Diego Luna’s Cesar Chavez is a good film about a great man. Unfortunately, it’s not a great film. Not in the way similar films about great men are – e.g. Spike Lee’s Malcolm X; Steven Spielberg’s Lincoln.
The film depicts Chavez’s struggles to improve working conditions for migrant workers in California. Quite a few events are covered, including the founding of the United Farm Workers labor union, massive boycotts of the grape industry, the support the cause receives from Robert Kennedy, and subsequent undermining by Richard Nixon. It’s a lot to cover, which is one of the film’s weaknesses. The UFW’s formation, the organization of Mexican American workers, and Chavez’s attempts to guide the cause – allying with Filipino workers; keeping the protests nonviolent – are all well handled. Mixing the film’s footage with old newsreels really goes a long way to show how inhumane white human beings can be. Unfortunately, I can’t say adequate attention was given to other events.
Consider Chavez’s 25 day fast in defiance of the violent actions members of the UFW were taking. The process of fasting – the toll it takes on the human body and mind – is interesting subject matter, and could have been the film’s centerpiece – I even recall it being promoted as such in one of the film’s trailers. Instead, Chavez utilizes the fast as a drawn out climax. Another fascinating event, Chavez’s sojourn to Great Britain, feels glossed over. When the grape growers began importing to Europe to circumvent the successful boycott of their product, Chavez seeks aid from British unions. The contrast between American and more progressive British union laws was another potential center piece. Here, it’s wasted as padding for the third act.
In terms of performance, I really can’t find any fault. The issue is with the way the characters are drawn in the script, penned by Keir Pearson (Hotel Rwanda) and Timothy J. Sexton (Children of Men). I admit when I first heard it would be Michael Pena manning the Chavez role, I was a little confused. I was mostly familiar with his minor comedic roles (such as a psychotic, effeminate, drug using, mall cop in Observe and Report). Luckily my limited knowledge of his filmogrophy had no bearing on his turn as Chavez. Pena’s Cesar Chavez is kind, compassionate, personable…and not much else. The writers’ goal may have been to humanize Chavez, to make him relatable, but they didn’t make him anything beyond a nice human being. Admittedly, as a native Southern Californian I know far less about Chavez than I should, so as far as I know, this is a one hundred percent accurate portrait of the man. Yet, I have to believe that someone who could rally people together to the extent that Chavez did (and does on screen) must have been exceptional, and charismatic, not just nice. The Chavez we get is a decent man, but it’s difficult to understand how he kept his often unstable union from collapsing before him.
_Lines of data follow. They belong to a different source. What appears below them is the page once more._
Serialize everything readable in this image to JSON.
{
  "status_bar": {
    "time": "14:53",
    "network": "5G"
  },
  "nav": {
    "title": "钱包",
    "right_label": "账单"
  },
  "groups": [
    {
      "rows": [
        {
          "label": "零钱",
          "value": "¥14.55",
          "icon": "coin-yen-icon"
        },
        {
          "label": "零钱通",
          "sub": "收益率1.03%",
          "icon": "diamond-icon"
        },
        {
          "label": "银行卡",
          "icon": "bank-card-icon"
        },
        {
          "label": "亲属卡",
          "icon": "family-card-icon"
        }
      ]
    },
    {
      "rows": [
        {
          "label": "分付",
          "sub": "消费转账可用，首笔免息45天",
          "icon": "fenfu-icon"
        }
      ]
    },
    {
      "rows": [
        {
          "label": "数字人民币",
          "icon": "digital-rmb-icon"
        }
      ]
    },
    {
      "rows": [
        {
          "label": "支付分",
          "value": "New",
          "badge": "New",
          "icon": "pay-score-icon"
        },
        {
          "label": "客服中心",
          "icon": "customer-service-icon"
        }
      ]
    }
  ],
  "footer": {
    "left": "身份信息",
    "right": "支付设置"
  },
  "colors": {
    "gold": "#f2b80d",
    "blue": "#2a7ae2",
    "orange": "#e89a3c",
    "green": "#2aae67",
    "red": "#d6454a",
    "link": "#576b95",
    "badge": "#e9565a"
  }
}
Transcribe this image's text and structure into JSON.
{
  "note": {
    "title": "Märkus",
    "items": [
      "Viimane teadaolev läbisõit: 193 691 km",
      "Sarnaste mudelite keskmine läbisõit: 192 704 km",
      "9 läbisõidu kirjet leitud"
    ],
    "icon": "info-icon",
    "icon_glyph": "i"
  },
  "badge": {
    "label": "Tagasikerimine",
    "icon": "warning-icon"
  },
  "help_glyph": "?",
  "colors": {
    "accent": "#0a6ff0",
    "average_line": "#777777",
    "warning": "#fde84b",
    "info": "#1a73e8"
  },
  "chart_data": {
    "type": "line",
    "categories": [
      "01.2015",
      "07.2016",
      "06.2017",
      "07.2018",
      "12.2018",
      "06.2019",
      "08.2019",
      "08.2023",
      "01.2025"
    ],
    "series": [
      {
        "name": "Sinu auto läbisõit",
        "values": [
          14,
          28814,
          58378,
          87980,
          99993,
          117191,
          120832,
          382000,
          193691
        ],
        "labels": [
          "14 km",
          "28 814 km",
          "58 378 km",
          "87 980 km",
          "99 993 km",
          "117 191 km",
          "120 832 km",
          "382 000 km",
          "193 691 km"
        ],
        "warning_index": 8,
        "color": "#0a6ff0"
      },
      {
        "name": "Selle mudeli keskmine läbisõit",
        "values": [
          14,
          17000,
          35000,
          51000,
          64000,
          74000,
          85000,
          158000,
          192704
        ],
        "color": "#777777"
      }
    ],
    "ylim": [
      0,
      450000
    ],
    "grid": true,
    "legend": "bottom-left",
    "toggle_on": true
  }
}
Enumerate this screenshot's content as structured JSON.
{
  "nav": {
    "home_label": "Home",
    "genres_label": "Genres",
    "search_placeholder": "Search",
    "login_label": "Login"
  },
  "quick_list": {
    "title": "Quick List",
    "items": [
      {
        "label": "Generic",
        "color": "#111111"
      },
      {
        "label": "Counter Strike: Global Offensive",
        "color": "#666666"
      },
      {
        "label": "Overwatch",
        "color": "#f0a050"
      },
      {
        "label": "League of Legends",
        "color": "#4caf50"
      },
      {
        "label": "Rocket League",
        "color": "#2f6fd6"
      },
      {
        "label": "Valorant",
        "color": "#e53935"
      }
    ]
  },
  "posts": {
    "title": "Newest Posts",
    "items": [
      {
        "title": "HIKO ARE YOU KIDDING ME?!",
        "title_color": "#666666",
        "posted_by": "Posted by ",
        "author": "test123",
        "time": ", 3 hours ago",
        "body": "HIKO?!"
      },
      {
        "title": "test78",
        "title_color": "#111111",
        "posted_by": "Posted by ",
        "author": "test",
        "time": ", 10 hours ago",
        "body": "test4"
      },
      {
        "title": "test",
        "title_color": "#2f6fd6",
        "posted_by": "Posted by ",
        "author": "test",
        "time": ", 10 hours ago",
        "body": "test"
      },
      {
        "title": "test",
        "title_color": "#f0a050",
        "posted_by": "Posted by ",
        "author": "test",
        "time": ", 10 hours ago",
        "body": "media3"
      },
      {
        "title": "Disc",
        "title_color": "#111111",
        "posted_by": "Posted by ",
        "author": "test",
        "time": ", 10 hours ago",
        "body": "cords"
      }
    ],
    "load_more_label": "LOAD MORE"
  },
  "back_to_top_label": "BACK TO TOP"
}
One of the more interesting characters is John Malkovich’s Bogdonavitch, who serves as the main antagonist. While the film has plenty of the typical loud racist white men, Bogdonavitch is a little different. An immigrant himself, Bogdonavitch built his grape empire with hard work, and sees the laborers’ demands as lazy and ungrateful. It’s nice to see a different attitude than the common “[insert minorities] are evil” you commonly get from antagonists in films like this. It doesn’t make the guy sympathetic, just a little more complex. He serves as great foil to Chavez – although the two don’t meet until the very end of the film.
The biggest writing issue with Cesar Chavez is how it handles Chavez’s family. Cesar clashes with his oldest son (one of eight children) over the strain his work puts on the family. This isn’t a bad approach to take – again, humanizing – but it’s painfully ham-fisted and predictable. From their first argument to the inevitable grudging reconciliation, anyone could predict the arc of their relationship. What’s worse is we already see plenty of Cesar’s family dynamics through his wife (America Ferrera doing the best she can with the material). Ferrera conveys so much more with an expression or a quick line than any emotional throw down between father and son.
The Verdict: 3 out of 5
The treatment of immigrants (legal and otherwise) who break their backs so we can live comfortably is as relevant as ever today. The issues Cesar Chavez covers are important and need to be discussed; I just can’t say the same about the film. Some good performances and competent direction elevate a by-the-numbers script above mediocrity. Just above, though.